Scan the lines below and report each one containing "Linux" by copying it.

Segment Start: DATA FOR THIS EXERCISE

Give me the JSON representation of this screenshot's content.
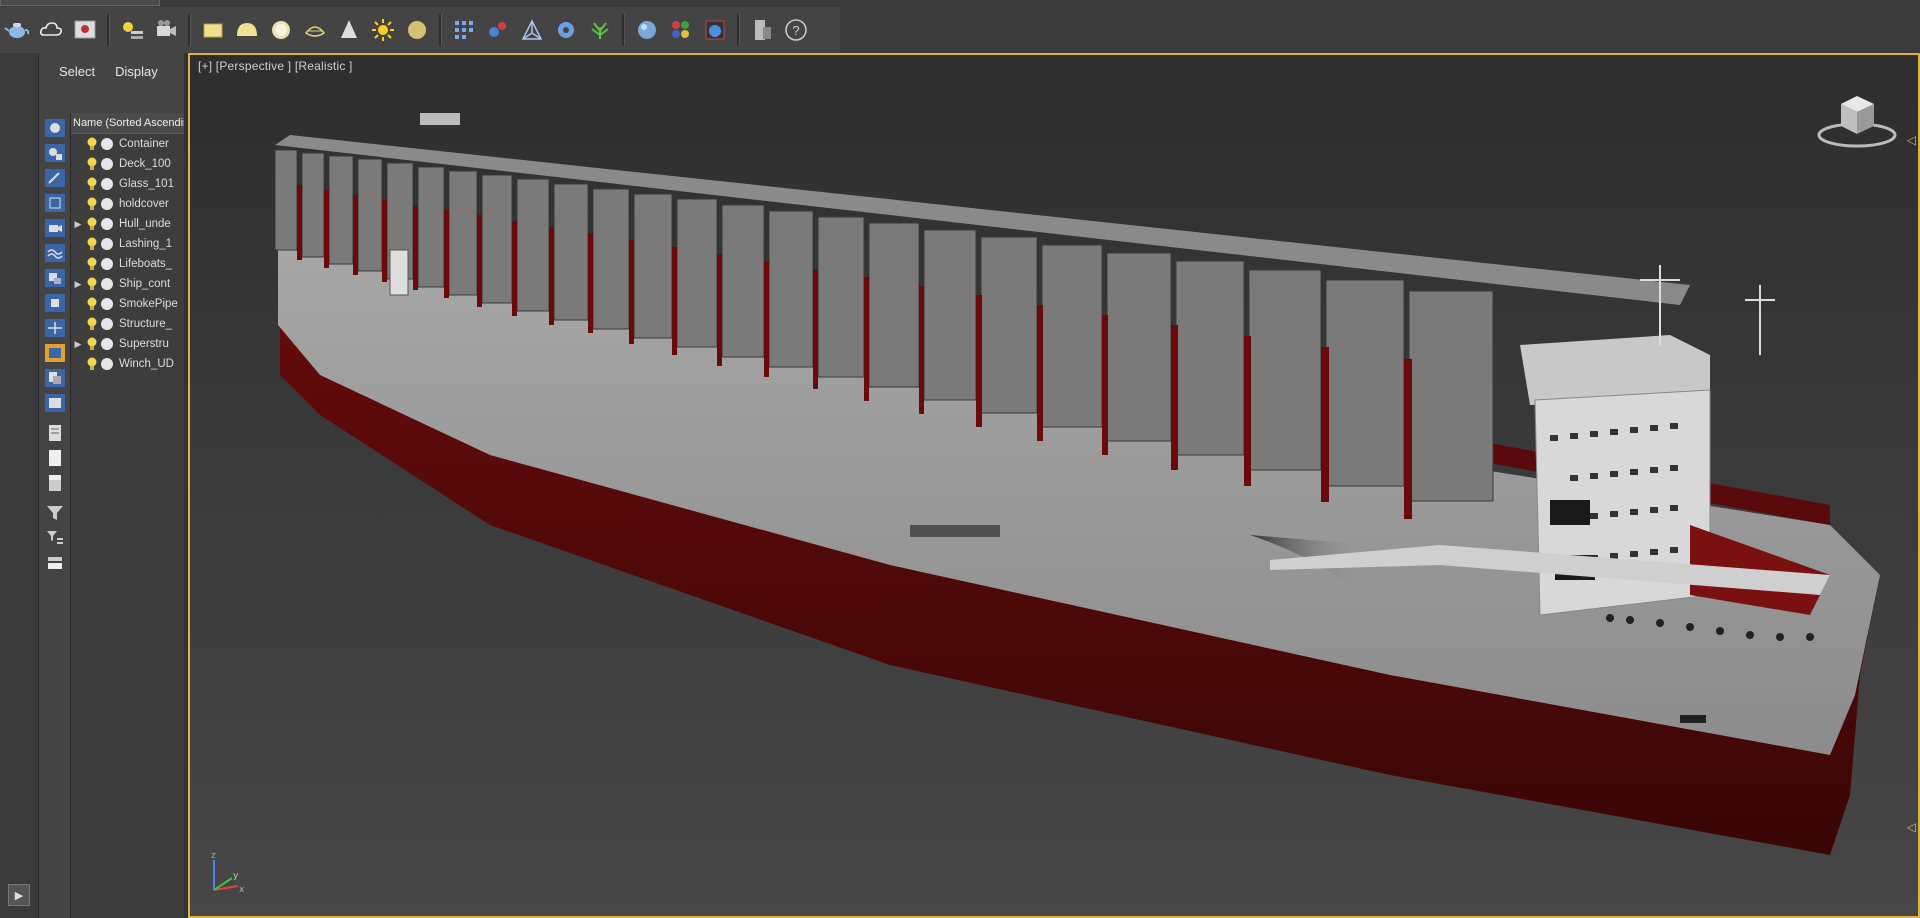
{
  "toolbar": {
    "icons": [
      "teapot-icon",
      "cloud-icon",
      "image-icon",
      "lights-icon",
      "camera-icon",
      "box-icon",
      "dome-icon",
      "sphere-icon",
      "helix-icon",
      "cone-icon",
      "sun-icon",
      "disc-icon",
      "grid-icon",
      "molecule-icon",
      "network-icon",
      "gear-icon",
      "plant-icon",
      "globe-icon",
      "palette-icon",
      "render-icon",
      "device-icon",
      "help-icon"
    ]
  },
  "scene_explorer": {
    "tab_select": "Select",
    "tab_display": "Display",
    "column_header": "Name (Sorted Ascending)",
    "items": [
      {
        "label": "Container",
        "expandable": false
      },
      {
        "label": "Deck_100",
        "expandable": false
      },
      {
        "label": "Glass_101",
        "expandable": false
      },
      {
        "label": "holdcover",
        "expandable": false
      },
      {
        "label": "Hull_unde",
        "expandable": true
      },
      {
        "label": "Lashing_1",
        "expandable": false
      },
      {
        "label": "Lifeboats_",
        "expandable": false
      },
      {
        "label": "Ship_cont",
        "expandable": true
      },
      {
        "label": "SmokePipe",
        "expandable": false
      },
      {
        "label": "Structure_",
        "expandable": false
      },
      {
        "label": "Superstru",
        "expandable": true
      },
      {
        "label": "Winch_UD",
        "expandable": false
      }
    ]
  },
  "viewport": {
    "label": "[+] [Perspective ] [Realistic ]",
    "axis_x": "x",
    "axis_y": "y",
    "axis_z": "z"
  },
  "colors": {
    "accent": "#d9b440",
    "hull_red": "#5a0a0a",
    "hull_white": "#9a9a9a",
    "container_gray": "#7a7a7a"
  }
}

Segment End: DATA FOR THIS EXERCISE
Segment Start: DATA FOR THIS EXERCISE

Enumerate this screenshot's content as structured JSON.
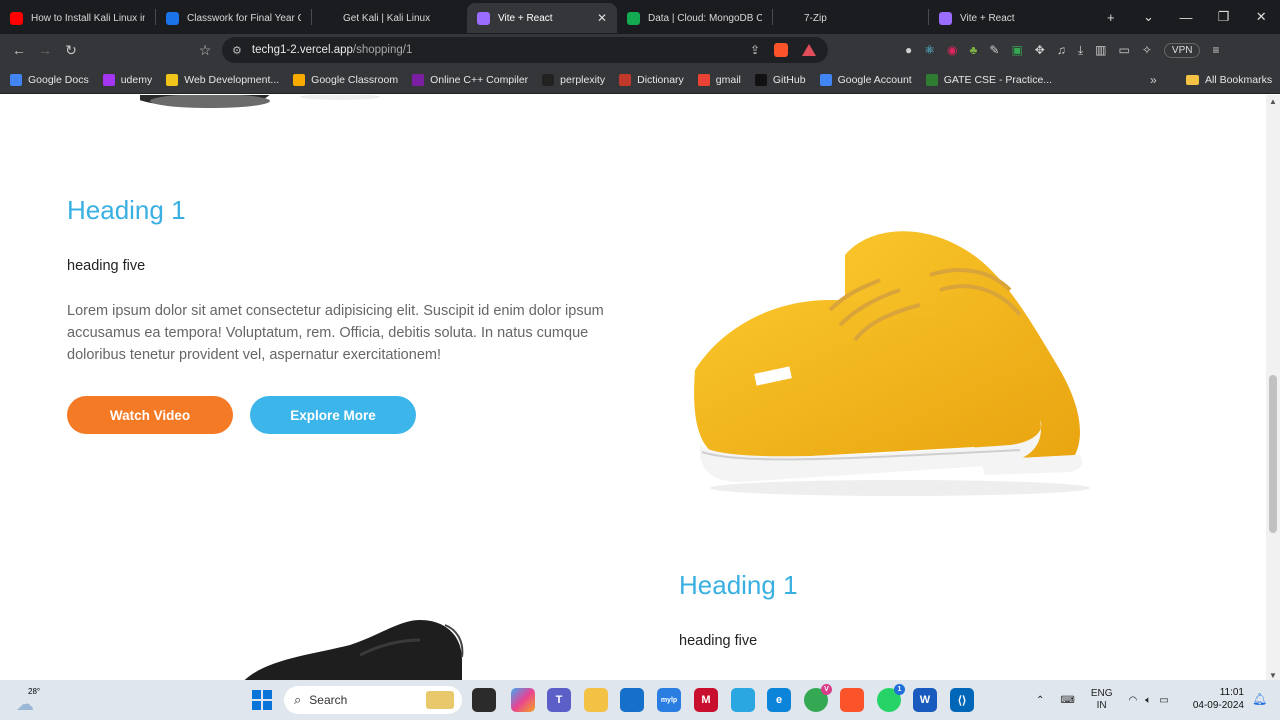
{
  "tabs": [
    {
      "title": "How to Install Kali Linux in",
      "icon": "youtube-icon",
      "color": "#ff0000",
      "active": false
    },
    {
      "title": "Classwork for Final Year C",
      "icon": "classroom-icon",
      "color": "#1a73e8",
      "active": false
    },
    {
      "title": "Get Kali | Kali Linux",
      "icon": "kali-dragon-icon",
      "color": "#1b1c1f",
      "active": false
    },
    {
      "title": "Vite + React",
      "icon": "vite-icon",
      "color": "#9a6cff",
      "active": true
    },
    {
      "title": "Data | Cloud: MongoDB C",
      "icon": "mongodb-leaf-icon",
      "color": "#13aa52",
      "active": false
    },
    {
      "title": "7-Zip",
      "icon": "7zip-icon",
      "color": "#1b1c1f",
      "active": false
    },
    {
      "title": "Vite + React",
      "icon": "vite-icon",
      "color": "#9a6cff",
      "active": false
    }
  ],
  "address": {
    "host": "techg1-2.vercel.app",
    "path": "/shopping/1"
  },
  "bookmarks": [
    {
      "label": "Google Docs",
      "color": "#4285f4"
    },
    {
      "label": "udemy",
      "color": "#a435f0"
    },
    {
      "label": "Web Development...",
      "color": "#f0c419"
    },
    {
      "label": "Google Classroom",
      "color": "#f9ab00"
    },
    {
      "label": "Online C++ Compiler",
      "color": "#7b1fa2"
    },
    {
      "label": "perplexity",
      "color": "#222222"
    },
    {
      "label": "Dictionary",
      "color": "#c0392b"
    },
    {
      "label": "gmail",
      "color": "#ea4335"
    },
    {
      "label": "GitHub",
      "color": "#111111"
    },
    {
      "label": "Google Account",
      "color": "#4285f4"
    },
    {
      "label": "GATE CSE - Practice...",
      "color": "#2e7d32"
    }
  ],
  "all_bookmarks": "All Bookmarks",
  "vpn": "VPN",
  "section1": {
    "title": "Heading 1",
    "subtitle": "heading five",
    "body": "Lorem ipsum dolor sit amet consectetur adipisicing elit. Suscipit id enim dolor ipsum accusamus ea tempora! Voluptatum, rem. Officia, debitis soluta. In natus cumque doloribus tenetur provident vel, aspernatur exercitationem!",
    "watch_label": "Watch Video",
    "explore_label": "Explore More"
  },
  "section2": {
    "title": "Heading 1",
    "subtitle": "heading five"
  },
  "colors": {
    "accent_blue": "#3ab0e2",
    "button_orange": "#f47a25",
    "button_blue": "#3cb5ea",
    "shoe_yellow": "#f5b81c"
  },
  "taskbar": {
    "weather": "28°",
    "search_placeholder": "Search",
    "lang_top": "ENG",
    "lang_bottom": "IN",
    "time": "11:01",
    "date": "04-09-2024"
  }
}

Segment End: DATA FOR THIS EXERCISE

SOLUTION TO THE EXERCISE:
      "title": "How to Install Kali Linux in",
      "title": "Get Kali | Kali Linux",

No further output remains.